§ **Your objective**: In the records that follow, find each line containing "frame" and copy it.

§ **Items from an interface collection**:
■ ■ ■

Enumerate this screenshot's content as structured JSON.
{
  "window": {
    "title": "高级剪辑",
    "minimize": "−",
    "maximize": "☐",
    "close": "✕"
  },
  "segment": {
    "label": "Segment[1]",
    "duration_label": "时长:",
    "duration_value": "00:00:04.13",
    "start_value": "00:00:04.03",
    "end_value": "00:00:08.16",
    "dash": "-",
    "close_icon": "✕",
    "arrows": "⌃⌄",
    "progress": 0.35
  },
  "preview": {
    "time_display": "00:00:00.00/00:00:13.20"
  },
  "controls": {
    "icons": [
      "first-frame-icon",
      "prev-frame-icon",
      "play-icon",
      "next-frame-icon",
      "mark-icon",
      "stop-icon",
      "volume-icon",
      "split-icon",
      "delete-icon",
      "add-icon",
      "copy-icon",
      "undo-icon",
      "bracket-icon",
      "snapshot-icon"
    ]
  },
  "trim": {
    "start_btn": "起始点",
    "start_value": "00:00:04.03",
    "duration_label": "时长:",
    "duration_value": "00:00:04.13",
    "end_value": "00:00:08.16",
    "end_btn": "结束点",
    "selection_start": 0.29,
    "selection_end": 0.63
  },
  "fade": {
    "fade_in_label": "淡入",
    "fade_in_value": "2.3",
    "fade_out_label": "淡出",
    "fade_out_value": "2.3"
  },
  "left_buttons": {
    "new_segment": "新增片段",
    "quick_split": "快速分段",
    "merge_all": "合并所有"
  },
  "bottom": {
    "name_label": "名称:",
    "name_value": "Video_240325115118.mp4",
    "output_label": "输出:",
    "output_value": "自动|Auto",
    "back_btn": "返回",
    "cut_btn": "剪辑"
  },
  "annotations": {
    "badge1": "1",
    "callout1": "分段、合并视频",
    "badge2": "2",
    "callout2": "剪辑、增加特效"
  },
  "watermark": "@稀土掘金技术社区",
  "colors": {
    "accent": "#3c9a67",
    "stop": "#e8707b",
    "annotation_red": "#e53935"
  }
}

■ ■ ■

§ **Final answer**:
      "first-frame-icon",
      "prev-frame-icon",
      "next-frame-icon",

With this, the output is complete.